*** Opening of Exercise data ***

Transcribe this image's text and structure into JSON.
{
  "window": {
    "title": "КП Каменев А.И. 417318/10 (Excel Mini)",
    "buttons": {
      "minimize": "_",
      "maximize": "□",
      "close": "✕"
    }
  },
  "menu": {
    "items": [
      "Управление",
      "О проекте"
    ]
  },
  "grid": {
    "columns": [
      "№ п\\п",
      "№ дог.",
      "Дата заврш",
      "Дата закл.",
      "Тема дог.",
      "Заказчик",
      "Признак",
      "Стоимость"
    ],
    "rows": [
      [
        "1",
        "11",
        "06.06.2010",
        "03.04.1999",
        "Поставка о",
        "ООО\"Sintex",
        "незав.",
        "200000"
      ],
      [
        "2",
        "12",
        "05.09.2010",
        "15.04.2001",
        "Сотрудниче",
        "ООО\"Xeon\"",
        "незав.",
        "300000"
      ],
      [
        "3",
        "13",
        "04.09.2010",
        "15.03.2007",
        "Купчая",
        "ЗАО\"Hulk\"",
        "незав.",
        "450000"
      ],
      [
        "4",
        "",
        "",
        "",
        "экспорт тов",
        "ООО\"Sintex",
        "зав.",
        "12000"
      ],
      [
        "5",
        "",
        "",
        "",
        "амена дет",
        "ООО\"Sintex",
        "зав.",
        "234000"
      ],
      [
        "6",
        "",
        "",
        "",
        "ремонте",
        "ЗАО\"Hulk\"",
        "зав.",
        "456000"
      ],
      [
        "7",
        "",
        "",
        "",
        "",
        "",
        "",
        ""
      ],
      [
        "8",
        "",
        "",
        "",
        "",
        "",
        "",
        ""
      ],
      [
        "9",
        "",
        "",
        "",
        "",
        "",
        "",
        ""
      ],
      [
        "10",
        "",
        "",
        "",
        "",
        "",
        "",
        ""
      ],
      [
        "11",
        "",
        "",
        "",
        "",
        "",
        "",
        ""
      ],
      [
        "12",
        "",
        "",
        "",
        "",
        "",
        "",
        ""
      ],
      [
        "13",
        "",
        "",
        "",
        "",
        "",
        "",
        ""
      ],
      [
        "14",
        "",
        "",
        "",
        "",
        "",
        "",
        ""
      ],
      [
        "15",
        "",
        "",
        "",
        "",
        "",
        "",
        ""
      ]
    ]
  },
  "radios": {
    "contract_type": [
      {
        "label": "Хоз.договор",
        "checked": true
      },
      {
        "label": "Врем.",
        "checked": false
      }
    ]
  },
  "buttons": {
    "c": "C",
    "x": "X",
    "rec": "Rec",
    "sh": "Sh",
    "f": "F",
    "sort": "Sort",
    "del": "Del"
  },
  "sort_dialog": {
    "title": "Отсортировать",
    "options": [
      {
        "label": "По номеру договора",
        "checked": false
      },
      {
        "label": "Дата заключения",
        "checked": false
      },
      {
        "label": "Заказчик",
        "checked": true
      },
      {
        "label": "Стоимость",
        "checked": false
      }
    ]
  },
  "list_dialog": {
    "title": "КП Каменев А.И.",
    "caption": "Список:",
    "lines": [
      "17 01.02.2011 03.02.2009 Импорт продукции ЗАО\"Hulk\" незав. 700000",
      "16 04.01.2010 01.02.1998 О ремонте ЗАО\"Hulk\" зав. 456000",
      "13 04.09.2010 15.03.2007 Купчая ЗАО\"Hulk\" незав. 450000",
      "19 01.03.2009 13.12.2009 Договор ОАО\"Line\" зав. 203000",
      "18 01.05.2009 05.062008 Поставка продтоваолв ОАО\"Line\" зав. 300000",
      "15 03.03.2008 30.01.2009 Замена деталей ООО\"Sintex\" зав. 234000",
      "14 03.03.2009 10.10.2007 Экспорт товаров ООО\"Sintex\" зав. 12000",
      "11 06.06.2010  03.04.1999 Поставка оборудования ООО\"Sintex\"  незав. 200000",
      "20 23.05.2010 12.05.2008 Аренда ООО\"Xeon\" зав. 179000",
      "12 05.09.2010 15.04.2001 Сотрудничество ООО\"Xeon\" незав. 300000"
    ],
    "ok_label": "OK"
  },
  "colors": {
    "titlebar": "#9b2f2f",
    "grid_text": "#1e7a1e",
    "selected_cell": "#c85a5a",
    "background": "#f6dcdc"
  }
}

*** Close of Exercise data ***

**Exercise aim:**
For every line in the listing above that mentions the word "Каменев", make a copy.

**Task result:**
    "title": "КП Каменев А.И. 417318/10 (Excel Mini)",
    "title": "КП Каменев А.И.",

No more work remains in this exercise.